Content starts
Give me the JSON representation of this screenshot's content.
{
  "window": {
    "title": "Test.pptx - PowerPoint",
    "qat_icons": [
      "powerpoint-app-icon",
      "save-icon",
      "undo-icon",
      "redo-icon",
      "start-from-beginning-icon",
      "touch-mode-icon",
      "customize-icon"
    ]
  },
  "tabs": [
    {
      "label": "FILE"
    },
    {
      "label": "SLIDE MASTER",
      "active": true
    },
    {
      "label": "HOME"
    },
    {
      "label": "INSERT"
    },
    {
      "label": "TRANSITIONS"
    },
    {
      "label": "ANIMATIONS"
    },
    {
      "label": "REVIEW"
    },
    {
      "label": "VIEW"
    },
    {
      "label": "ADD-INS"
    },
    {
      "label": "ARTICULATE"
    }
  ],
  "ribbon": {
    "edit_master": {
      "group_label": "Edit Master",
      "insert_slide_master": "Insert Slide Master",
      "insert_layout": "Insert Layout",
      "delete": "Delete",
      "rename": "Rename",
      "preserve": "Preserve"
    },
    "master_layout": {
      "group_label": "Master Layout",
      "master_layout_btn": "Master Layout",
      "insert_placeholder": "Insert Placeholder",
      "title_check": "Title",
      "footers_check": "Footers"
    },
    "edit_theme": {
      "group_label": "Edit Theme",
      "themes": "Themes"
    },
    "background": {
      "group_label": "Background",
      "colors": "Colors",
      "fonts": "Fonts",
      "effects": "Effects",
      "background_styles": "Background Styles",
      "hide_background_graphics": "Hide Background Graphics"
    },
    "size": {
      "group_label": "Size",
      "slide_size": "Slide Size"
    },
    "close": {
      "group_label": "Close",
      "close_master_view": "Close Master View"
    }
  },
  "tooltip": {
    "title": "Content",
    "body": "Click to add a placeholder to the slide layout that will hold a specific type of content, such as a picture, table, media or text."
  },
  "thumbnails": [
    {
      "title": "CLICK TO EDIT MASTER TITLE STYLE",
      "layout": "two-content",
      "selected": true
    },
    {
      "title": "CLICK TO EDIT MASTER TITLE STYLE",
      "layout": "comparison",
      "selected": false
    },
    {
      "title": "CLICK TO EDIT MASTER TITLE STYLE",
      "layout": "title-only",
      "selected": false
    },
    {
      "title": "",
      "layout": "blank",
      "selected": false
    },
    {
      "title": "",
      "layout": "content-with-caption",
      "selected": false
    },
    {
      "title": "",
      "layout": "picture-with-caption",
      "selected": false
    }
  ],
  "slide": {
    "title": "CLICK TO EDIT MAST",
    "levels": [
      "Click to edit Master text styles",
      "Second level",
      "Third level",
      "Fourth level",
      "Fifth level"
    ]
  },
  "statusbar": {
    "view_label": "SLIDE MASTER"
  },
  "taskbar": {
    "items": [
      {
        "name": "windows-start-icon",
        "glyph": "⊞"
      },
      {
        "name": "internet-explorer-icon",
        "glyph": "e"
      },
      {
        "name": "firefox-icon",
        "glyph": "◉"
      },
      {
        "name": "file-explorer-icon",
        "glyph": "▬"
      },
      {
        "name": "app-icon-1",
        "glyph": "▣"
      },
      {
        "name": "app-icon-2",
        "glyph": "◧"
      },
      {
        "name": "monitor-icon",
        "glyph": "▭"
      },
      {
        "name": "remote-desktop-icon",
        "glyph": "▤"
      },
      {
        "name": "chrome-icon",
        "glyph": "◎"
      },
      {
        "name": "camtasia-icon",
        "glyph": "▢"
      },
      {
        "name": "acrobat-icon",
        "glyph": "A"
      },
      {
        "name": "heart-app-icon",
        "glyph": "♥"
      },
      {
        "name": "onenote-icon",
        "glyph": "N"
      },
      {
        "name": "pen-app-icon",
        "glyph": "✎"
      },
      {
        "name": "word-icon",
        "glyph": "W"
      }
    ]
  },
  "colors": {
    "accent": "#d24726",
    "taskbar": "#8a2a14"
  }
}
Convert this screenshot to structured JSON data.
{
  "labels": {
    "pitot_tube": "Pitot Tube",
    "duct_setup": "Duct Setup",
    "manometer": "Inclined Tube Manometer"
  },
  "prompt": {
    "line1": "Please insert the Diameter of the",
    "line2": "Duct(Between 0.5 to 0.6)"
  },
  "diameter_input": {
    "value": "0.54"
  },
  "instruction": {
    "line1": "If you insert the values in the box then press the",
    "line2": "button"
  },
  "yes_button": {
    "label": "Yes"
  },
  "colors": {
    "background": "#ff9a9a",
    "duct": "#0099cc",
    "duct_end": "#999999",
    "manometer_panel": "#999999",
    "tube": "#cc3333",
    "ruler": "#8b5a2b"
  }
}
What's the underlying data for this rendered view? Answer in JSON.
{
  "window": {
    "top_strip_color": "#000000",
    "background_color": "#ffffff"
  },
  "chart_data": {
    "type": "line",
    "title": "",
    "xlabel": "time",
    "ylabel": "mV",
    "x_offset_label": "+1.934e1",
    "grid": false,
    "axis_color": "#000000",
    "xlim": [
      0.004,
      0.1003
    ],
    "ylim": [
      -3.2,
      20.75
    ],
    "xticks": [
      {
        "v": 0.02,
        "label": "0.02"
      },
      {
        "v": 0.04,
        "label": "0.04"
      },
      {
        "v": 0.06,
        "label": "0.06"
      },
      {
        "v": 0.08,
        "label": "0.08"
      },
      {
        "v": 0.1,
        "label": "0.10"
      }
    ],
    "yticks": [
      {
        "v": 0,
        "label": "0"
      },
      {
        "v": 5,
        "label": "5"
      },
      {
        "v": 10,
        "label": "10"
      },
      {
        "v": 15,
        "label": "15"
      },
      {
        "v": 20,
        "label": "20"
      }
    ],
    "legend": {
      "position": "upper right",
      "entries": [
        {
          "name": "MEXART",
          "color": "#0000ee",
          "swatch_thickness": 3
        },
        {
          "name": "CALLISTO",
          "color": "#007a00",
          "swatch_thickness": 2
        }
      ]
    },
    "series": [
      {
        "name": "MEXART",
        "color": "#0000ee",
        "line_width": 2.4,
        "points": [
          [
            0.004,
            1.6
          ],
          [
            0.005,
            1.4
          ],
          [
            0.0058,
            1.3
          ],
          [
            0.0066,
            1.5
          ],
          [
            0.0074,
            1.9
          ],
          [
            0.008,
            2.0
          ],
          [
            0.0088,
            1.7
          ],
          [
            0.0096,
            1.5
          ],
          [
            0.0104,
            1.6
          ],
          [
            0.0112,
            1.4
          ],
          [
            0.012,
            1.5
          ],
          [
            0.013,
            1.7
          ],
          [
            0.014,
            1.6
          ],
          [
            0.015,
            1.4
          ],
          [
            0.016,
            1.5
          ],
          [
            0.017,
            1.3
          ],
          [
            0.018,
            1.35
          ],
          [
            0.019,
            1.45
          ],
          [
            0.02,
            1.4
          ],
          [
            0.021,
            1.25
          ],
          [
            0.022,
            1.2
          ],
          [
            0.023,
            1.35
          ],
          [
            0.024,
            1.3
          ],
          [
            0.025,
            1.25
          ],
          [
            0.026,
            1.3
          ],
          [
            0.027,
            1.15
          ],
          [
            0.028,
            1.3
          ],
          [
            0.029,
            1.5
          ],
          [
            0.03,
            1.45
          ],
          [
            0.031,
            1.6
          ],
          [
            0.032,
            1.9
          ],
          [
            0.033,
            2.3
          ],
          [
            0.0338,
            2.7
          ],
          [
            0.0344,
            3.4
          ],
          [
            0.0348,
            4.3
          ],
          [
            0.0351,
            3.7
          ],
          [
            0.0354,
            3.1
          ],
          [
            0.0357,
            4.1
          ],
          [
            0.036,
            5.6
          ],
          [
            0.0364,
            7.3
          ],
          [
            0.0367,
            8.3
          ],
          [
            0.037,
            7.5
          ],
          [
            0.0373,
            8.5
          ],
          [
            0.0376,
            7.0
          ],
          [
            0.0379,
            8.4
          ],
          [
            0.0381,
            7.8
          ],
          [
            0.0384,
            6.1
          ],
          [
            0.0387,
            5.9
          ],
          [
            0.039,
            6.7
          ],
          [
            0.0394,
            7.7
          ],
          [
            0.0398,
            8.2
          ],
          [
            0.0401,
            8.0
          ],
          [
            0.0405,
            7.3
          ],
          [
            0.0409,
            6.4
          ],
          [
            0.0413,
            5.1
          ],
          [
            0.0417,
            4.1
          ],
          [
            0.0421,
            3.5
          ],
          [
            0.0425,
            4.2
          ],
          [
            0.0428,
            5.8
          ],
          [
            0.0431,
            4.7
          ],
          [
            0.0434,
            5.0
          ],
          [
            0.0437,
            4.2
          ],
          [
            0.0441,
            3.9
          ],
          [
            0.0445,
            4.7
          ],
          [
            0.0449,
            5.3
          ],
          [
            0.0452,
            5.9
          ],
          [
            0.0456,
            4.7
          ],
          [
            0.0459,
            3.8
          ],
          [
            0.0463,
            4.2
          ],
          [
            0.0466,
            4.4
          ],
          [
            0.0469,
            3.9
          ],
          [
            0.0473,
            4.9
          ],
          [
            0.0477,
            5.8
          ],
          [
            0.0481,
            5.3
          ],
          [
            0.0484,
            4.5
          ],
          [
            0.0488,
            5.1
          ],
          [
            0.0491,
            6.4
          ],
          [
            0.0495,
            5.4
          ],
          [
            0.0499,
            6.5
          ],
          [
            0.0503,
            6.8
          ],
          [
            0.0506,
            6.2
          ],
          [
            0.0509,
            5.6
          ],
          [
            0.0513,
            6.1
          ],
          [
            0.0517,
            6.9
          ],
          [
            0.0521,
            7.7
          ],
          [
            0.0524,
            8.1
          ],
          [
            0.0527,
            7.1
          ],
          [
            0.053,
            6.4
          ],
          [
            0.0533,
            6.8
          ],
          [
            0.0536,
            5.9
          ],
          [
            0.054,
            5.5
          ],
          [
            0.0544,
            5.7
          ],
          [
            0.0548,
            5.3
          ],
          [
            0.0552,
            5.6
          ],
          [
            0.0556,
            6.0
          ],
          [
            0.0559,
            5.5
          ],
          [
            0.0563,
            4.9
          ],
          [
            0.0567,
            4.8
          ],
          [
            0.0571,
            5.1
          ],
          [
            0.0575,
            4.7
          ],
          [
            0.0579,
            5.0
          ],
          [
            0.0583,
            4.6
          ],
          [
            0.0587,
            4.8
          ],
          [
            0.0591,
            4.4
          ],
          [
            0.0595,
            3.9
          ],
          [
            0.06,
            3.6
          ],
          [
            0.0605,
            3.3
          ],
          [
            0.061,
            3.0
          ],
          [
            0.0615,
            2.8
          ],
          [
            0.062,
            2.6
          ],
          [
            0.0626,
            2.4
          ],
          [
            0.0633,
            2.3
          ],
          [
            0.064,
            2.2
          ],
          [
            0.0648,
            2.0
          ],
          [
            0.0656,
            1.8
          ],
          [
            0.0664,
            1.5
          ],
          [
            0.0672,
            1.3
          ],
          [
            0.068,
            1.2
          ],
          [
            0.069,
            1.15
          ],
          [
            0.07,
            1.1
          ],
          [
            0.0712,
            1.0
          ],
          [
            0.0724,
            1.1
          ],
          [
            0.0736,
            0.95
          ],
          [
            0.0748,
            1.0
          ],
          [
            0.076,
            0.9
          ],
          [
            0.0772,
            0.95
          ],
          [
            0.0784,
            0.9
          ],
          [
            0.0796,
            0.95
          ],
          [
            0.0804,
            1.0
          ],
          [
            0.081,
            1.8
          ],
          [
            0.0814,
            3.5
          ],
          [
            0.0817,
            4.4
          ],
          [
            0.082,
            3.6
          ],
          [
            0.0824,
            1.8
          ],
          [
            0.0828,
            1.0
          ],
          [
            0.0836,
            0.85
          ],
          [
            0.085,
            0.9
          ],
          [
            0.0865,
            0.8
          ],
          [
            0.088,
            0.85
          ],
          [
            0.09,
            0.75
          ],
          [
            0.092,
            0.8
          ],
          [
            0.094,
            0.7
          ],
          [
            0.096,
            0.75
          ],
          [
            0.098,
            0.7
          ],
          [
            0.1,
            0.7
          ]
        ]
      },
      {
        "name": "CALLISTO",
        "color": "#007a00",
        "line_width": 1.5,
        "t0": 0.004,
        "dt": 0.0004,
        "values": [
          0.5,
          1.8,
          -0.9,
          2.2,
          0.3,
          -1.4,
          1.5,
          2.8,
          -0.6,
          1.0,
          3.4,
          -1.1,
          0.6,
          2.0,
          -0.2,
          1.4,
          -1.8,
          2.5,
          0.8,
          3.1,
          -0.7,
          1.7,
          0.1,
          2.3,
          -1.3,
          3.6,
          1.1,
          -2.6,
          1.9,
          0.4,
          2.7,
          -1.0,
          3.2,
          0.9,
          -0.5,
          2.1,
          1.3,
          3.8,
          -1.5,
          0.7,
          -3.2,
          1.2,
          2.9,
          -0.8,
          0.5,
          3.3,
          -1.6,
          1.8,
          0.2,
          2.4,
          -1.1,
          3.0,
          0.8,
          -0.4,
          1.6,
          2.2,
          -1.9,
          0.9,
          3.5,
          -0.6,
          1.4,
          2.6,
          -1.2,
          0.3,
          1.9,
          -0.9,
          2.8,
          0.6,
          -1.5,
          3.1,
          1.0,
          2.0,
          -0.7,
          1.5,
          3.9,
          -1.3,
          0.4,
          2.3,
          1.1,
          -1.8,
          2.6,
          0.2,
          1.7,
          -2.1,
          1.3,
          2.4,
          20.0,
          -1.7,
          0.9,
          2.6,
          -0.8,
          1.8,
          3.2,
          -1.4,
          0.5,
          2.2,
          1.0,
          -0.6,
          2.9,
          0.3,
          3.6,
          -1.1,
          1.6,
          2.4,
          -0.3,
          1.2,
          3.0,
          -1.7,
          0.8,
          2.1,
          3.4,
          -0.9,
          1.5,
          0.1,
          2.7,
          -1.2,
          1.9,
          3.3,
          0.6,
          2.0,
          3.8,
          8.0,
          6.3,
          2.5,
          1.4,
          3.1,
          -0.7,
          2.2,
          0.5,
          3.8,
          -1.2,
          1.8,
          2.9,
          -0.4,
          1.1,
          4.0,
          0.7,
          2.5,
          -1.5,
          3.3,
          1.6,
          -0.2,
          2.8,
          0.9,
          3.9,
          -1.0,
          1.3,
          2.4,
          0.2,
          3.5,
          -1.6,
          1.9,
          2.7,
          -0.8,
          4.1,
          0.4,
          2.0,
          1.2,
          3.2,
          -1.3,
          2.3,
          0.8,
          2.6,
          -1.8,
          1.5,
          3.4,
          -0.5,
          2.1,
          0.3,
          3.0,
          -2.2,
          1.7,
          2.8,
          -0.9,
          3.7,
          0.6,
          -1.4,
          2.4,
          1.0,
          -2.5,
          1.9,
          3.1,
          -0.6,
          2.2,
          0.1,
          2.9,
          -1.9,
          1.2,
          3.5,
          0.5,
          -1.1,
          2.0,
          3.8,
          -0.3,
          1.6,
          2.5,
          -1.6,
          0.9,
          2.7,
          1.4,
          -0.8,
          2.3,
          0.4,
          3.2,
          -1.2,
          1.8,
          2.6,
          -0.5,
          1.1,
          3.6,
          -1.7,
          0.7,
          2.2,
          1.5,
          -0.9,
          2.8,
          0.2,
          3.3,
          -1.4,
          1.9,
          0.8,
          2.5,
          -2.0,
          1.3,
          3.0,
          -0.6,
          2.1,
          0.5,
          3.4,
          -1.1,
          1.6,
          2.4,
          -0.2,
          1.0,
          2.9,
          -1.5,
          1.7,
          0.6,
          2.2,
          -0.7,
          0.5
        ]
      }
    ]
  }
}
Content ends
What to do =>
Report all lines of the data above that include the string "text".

Answer to this task =>
    "body": "Click to add a placeholder to the slide layout that will hold a specific type of content, such as a picture, table, media or text."
      "Click to edit Master text styles",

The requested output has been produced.